First-Time Homebuyer Affordability Issues
During the pandemic era of the real estate market, we saw many people become first-time homebuyers. In fact, first-time homebuyers made up a strong percentage of the buyers during the pandemic. However, as the post-pandemic economy has ticked up, home prices have increased alongside a recent rise in mortgage rates. Mortgage rates have soared to start 2022, and only look to continue an increase across the year. With mortgage rates, inflation, buyer demand, and supply all remaining problematic as a whole, the housing market is in for a ride. Here is why there are first-time homebuyer affordability issues.
First Time Homebuyer Affordability
Throughout the United States, most markets are dealing with a supply crunch. It is getting quite difficult to find a home nowadays, and many buyers are beginning to realize it might not be in their cards. Affordability has been in question for months now, preceding mortgage rate increases. However, now that mortgage rates have soared in 2022, affordability just got worse.
In fact, for first-time homebuyers, affordability has reached a 3-year low. The last time first-time homebuyer affordability was this low was during the last Federal Reserve monetary tightening period in 2018. First-time homebuyers have seen their mortgage payments jump to a whopping 25.6% of annual household income. This is for the fourth-quarter of 2021. Expect to see this number increase when the data becomes available for 2022. This is the worst levels of affordability since well before the pandemic. According to the National Association of Realtors (NAR), the same metric was as low as 22.4% the prior year.
Mortgage Rates And Home Prices

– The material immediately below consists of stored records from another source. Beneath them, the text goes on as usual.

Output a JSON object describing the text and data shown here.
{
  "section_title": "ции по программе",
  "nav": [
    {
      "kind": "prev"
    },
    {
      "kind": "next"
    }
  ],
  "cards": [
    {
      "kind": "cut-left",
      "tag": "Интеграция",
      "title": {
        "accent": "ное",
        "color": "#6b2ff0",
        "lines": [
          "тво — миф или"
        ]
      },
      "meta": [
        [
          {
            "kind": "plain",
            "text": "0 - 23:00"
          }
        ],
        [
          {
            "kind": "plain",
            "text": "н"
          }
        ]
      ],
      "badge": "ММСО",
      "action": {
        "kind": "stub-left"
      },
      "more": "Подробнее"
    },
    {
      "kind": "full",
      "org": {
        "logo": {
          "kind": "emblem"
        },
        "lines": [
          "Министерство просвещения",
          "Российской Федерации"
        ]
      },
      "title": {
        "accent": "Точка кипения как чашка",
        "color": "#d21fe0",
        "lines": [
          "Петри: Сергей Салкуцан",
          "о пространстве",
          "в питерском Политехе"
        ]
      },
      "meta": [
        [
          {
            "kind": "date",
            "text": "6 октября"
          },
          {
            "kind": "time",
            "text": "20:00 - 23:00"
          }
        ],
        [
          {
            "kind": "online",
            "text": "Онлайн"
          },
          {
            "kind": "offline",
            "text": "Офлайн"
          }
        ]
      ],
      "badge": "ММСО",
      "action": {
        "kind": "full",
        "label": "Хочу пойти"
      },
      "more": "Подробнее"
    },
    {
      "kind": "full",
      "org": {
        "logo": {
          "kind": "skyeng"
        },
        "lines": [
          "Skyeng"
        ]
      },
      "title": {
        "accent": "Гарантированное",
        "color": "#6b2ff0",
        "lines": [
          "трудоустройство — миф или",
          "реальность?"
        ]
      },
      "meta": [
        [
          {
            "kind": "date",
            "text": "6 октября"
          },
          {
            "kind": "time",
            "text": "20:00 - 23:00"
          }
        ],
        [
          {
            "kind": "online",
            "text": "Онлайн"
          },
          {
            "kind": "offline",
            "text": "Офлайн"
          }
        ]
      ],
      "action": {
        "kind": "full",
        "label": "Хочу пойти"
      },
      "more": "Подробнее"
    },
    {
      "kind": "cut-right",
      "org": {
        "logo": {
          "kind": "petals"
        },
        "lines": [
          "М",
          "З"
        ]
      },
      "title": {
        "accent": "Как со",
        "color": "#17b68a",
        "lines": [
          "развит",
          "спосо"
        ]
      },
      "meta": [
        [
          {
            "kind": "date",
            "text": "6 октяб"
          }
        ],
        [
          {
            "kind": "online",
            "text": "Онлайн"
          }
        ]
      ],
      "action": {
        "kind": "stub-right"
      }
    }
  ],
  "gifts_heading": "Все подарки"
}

Following a surge in home prices and loan amounts, we have seen mortgage payments on a monthly basis increase. According to NAR, rising mortgage rates, which are up to 3.84% as of February 9th, 2022, mortgage payments increased by about $200 a month. Another part of the NAR report mentioned the increase in purchase prices in 2021. Single-family home prices rose by 14.6% in the fourth quarter of 2021, compared to the prior year. The average price of a single-family home rose to $361,700. This is a slightly lower price acceleration than we saw the prior year, which was 15.9%.
Not to mention, housing inventory reached a record low in the fourth quarter of 2021. According to S&P Shiller Housing Index, there is 29% less homes on the market than 2021. The most surprising number of all is that housing inventory is down 50% since the pandemic ravaged markets in 2020. Low inventory leads to rising prices as housing becomes a scarcity commodity. Higher prices and higher mortgage rates have led to the affordability issues for first-time homebuyers.
The entire country is facing an affordability squeeze in many different categories. Not only are home prices skyrocketing, but the prices of goods and services has reached a 40-year high. According to the CPI number released on February 10, 2022, prices of goods were up 7.5% on average year-over-year. This topped expert predictions by .2%, and is setting the stage for even higher mortgage rates by years end.
Many of the metropolitan areas that are tracked by NAR and realtor.com saw price increases. In fact, over 2/3rds of these areas were seeing double-digit price increases in a year.
“The escalating prices took a toll on home shoppers, compelling many to come up with extra cash and forcing others to delay making a purchase altogether,” said Lawrence Yun, NAR’s chief economist. “A number of families, especially would-be first-time buyers, are increasingly being forced out of the market, and this is why supply is critical.”